The timing is also of no consequence as on the same day the bill was signed, the CEO TikTok’s CEO testified before Congress about TikTok’s effects on mental health. Also, similar legislatures have been passed in the last year in states like California and Arkansas. The Arkansas Legislature has introduced a similar bill that would require social network platforms to verify users’ ages and obtain explicit parental consent for people under 18.
Recently, controversy has been surrounding the new Utah bill signed into law, especially with concerns of how it will be enforced without violating teen’s privacy. Concerns spread about how these bills are not respecting the rights of minors. Also, many social media networks already put in place a 13 and up policy, but this policy is relatively easy to surpass. “Young people will find workarounds. They’ll figure it out,” says Jennifer Grygiel, a communications professor at Syracuse University who researches social media.
In today’s time, social media is a primary way of reaching youth and spreading important information. Sarah Coyne. a professor of child development at Brigham Young University, warned that the measure could inadvertently boomerang, increasing youth mental health issues by cutting off vulnerable youth from important sources of information and support that could be found on social media networks.
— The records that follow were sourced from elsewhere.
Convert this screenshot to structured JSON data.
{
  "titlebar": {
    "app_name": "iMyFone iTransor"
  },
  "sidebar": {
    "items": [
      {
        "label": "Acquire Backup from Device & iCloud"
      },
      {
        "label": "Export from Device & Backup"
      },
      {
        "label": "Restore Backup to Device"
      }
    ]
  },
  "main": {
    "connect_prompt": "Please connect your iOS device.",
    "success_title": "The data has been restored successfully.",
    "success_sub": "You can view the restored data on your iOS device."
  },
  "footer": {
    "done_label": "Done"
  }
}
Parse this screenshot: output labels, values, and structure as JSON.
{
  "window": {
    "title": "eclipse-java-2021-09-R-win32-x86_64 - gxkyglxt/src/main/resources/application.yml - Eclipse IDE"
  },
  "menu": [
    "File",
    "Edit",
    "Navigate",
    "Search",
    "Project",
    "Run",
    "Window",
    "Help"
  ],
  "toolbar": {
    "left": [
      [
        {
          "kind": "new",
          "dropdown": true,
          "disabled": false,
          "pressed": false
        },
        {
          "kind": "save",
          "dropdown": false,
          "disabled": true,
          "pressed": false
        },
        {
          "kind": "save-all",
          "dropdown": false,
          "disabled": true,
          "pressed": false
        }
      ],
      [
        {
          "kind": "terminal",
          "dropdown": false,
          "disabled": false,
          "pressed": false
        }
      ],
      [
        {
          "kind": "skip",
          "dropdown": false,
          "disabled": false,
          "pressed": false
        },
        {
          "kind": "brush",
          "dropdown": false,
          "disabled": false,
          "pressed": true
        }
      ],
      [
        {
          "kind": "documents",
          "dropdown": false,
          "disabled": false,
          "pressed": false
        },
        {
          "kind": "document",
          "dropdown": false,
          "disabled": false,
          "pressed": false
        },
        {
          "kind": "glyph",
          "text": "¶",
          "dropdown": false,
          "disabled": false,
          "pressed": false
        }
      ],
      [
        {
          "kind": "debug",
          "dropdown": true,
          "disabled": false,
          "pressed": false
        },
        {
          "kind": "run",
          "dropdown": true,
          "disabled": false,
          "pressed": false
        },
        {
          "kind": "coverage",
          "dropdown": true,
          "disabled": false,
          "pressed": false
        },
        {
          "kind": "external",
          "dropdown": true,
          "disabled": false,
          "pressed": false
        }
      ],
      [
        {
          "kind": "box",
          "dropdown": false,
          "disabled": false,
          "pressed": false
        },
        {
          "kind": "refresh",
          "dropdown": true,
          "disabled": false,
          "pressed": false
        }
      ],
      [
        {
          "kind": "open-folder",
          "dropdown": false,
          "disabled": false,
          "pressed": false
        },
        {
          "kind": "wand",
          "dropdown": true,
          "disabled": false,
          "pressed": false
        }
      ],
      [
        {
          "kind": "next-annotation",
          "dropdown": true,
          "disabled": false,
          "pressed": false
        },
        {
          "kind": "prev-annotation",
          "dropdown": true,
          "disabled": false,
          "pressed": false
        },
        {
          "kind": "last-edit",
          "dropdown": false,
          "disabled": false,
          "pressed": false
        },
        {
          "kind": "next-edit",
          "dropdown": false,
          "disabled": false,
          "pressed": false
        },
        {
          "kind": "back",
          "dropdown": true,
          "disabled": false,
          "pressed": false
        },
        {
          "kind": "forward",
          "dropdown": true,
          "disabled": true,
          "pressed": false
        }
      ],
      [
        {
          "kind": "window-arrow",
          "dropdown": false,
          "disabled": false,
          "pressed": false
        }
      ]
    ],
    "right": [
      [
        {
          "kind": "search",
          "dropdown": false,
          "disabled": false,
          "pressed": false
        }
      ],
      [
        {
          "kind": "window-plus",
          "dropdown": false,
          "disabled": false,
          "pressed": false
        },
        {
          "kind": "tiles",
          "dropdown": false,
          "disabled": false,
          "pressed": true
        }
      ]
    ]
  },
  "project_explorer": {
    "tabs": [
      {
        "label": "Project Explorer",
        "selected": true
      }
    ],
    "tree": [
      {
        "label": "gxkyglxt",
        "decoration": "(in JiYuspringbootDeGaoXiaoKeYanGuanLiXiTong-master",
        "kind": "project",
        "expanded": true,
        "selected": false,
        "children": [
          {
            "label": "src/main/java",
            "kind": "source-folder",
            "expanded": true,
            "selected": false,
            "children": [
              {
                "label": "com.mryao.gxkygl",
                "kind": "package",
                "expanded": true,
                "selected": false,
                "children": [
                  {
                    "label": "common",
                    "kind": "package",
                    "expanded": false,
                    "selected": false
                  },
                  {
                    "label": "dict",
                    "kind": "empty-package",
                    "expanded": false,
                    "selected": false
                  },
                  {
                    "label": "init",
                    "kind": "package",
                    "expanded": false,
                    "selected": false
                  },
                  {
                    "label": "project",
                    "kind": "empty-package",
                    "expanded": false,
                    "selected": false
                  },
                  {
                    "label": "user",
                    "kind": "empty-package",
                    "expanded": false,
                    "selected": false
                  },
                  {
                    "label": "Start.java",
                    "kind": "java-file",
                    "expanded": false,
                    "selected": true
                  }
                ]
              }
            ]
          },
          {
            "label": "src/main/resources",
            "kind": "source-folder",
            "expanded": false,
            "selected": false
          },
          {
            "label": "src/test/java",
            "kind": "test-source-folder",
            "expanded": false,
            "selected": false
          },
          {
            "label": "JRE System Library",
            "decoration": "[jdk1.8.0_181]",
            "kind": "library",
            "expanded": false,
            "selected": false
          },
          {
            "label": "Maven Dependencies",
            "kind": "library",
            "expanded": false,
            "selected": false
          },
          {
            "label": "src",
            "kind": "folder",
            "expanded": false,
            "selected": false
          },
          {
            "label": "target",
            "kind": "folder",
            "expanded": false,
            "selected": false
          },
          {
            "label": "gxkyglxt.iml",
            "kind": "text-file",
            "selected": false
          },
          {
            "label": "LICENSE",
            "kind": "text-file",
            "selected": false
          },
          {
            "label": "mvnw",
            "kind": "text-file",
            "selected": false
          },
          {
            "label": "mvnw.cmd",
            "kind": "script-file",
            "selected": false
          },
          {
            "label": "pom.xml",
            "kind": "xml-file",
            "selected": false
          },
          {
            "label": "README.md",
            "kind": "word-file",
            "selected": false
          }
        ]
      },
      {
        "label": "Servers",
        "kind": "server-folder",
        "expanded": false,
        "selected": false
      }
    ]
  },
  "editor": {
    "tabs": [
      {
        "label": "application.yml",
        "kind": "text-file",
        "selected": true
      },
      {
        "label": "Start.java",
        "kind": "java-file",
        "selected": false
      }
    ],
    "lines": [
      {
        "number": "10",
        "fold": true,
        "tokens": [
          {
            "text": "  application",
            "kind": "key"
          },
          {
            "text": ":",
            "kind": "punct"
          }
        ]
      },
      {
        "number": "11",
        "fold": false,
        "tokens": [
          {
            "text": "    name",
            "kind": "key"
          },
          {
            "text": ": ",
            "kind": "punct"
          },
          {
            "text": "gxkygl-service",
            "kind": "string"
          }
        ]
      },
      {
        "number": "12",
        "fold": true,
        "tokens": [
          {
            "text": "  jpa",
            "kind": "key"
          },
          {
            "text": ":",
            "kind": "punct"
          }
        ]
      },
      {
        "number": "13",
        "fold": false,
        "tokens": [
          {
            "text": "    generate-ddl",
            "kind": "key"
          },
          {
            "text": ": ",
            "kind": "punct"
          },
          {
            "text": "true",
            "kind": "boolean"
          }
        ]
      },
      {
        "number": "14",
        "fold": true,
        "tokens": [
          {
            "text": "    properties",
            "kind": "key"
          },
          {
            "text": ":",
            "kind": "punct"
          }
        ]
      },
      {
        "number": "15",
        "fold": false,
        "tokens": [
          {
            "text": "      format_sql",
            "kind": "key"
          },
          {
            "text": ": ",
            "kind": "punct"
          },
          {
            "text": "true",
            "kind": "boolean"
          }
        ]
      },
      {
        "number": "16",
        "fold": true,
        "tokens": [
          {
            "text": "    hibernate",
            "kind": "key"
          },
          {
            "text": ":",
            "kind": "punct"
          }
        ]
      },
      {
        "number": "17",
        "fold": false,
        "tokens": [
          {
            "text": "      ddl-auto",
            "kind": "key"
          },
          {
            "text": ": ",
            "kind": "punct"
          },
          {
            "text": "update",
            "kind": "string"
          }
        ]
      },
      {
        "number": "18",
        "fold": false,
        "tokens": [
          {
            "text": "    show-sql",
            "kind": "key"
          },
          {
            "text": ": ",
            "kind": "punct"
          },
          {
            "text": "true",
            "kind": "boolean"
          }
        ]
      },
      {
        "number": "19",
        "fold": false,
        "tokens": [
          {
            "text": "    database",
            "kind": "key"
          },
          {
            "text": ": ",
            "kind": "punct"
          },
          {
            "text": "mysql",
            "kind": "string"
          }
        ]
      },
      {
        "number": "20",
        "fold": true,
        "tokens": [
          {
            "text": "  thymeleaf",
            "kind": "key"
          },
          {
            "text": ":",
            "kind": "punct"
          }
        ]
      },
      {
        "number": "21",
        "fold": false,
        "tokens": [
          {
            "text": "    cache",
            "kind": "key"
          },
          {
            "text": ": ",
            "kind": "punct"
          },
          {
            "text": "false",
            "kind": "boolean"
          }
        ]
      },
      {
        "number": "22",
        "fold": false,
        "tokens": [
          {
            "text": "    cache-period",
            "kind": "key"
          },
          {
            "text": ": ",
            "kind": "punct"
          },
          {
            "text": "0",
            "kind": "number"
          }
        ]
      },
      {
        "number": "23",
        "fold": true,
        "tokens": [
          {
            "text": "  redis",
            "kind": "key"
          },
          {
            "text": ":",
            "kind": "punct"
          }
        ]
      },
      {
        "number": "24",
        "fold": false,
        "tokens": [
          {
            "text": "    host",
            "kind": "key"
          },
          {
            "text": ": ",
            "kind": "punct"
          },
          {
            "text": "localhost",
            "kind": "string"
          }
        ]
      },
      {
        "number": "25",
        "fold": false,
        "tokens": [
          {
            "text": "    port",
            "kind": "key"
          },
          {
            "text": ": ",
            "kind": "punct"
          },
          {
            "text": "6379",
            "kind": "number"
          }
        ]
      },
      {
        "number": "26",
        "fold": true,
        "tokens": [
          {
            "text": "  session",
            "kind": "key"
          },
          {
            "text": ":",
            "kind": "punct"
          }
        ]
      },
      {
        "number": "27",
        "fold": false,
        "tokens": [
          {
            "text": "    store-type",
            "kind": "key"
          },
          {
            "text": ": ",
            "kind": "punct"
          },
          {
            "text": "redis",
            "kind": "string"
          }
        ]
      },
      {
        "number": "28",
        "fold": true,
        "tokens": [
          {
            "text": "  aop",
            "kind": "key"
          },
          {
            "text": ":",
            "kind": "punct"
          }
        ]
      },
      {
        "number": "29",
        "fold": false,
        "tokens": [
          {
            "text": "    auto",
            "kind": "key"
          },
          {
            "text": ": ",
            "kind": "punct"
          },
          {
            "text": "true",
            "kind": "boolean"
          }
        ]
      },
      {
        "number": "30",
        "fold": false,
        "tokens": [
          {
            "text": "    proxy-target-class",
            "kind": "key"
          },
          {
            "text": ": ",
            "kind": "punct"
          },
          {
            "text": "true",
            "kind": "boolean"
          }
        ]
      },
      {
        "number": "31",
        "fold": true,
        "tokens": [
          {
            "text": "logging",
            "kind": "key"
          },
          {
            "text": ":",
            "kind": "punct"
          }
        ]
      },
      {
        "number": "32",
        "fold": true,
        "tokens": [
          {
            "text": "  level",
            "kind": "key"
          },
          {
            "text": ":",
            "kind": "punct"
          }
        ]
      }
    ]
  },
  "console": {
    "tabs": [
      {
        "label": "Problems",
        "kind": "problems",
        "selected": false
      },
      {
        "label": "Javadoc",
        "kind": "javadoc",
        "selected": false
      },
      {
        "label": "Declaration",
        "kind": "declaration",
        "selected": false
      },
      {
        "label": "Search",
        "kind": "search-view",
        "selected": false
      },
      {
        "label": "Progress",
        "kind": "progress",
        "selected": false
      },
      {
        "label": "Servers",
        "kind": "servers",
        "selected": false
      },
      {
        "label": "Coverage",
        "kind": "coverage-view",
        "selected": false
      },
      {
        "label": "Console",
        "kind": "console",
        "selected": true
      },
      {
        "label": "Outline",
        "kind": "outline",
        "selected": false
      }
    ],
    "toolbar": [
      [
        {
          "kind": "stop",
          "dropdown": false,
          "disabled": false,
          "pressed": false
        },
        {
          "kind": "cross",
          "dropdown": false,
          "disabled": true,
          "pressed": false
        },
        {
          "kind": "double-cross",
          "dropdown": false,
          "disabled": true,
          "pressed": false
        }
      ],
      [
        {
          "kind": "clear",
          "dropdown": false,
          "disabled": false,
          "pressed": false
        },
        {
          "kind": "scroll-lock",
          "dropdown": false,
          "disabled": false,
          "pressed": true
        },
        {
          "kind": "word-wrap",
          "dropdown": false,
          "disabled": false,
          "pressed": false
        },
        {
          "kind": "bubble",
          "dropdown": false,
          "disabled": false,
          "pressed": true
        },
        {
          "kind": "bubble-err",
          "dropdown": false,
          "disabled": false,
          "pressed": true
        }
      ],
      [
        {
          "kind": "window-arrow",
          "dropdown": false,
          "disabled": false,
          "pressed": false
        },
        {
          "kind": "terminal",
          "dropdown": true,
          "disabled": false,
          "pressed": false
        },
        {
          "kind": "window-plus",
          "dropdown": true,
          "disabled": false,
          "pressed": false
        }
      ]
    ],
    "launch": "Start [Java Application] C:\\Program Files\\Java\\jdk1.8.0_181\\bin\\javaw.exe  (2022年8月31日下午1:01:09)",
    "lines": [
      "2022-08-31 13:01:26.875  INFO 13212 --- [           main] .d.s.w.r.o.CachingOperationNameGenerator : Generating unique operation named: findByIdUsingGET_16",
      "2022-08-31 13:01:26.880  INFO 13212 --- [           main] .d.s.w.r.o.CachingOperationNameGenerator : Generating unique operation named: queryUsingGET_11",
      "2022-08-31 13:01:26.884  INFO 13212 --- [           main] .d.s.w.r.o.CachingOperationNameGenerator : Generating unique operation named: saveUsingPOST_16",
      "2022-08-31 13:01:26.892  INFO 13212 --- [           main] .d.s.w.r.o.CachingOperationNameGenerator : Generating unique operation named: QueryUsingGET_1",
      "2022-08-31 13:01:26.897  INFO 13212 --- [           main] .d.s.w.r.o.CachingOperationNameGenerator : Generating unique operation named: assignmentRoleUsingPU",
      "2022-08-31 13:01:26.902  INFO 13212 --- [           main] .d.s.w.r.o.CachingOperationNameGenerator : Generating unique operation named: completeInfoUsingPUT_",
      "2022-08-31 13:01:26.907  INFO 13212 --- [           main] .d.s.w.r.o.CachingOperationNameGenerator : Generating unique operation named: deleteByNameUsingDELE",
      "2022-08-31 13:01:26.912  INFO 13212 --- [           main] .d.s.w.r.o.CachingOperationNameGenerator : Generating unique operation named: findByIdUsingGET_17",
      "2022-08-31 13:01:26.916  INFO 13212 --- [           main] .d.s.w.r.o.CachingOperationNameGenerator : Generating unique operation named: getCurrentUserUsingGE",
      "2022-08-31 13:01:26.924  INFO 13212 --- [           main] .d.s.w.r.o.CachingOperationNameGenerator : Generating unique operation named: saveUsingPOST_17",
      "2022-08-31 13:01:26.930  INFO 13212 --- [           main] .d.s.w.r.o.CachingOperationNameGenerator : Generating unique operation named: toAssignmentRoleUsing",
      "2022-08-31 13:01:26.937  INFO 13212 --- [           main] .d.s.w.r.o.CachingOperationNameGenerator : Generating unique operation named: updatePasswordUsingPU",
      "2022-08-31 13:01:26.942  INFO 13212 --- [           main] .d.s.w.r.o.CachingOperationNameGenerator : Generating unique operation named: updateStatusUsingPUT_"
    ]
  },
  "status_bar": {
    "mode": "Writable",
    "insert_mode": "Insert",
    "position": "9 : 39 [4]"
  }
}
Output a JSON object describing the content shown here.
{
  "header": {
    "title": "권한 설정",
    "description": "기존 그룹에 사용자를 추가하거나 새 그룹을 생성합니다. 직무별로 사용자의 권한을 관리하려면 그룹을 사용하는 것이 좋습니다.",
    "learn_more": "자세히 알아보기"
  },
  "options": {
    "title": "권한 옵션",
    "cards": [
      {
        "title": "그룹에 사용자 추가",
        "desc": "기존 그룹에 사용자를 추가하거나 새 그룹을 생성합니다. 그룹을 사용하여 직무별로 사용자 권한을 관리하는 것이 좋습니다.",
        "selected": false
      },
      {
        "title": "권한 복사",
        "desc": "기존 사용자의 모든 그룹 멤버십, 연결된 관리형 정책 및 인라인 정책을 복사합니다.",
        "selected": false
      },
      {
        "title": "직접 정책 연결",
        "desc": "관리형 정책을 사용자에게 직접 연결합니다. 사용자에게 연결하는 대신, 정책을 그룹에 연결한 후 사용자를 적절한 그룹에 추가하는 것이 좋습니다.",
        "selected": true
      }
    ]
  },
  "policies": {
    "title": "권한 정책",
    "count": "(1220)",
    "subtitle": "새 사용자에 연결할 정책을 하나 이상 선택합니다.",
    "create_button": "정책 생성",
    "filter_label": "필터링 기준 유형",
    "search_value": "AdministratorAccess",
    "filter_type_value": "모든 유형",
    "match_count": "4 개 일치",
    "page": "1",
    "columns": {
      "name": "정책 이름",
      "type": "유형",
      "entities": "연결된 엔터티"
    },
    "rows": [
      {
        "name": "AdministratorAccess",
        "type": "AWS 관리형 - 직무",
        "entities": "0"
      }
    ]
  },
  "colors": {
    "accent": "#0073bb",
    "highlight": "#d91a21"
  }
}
The bill is set to take effect in March 2024, but it is expected that there will be pushback from BigTech companies. There are also arguments claiming that it is unconstitutional and a breach of privacy by tech lobbyists. “Utah will soon require online services to collect sensitive information about teens and families, not only to verify ages, but to verify parental relationships, like government-issued IDs and birth certificates, putting their private data at risk of breach,” said Nicole Saad Bembridge, an associate director at NetChoice, a tech lobby group.